(App and web page records)
──────

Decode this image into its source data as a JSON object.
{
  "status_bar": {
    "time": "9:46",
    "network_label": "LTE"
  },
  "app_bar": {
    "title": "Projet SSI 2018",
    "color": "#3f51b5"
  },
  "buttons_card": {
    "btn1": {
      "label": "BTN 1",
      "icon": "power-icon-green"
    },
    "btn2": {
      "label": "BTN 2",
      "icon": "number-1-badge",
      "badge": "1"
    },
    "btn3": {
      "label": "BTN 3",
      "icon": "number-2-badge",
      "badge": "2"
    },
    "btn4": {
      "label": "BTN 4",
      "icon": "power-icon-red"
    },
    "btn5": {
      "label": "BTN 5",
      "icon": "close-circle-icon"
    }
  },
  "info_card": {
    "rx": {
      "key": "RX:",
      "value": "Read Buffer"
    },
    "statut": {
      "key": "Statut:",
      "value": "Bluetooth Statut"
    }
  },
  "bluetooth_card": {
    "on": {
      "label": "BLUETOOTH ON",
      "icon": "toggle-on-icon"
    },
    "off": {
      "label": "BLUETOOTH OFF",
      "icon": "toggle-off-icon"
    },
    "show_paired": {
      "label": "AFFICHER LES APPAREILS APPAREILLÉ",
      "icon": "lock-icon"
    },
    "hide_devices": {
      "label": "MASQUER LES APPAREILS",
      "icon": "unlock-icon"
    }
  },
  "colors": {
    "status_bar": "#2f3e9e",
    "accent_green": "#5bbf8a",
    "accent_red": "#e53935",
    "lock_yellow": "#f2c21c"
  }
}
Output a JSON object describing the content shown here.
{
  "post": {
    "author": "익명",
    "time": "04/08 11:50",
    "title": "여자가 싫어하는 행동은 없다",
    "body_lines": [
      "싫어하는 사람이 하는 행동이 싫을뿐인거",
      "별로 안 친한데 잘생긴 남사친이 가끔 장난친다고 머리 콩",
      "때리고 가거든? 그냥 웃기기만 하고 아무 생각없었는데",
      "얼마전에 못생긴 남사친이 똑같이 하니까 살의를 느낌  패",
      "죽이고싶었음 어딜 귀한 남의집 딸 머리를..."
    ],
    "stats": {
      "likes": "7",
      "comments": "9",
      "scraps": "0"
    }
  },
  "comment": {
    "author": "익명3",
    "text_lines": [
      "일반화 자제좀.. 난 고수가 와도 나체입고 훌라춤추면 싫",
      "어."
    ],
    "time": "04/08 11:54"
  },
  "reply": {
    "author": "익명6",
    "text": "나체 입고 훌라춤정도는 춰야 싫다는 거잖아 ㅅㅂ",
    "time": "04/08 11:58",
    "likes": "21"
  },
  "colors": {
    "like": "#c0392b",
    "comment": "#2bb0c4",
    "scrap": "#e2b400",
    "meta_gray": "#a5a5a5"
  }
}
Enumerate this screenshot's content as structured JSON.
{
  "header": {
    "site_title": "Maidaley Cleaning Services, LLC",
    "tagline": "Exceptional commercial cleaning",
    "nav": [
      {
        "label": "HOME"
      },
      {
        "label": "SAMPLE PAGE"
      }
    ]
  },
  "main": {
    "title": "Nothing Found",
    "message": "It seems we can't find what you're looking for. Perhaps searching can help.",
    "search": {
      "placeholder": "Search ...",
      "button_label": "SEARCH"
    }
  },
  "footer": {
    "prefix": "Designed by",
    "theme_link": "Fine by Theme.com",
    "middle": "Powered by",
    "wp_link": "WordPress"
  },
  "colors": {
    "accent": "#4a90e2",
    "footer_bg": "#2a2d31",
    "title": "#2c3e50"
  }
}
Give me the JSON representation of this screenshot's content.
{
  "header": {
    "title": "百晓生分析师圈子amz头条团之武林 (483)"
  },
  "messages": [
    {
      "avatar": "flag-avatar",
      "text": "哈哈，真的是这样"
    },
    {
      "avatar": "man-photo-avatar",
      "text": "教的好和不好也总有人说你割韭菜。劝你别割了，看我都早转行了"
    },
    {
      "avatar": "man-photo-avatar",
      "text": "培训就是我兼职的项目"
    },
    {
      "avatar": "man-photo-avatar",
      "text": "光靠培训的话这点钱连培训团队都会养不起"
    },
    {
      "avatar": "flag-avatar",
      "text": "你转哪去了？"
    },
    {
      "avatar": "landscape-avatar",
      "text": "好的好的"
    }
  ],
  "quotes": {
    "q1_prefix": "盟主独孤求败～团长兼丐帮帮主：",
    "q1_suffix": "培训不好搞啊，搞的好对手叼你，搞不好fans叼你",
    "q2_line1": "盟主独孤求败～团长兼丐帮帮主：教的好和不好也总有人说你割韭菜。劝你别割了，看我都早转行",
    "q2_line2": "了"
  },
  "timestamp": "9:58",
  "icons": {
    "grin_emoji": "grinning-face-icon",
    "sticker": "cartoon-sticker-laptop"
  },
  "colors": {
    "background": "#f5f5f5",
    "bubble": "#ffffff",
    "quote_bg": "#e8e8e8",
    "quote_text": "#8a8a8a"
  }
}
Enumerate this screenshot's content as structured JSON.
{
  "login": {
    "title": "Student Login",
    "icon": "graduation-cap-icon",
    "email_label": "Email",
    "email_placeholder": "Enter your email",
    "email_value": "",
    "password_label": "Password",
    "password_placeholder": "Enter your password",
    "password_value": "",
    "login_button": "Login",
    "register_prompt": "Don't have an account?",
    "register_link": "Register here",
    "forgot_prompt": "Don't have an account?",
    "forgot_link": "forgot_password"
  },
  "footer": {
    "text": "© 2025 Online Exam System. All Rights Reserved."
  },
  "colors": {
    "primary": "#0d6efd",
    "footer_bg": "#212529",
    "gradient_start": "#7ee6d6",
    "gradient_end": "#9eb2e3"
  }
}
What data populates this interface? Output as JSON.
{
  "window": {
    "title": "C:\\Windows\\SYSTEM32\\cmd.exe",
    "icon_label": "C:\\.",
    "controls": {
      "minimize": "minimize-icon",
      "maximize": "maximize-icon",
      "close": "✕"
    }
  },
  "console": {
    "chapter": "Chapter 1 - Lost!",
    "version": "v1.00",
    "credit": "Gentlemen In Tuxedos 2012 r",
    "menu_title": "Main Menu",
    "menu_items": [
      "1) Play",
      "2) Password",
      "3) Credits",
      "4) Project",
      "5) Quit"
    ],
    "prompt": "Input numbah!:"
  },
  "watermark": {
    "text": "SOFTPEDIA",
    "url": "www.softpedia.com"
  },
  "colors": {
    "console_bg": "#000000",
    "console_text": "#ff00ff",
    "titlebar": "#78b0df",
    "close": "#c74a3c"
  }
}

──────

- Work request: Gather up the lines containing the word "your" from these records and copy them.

- Final answer:
    "email_placeholder": "Enter your email",
    "password_placeholder": "Enter your password",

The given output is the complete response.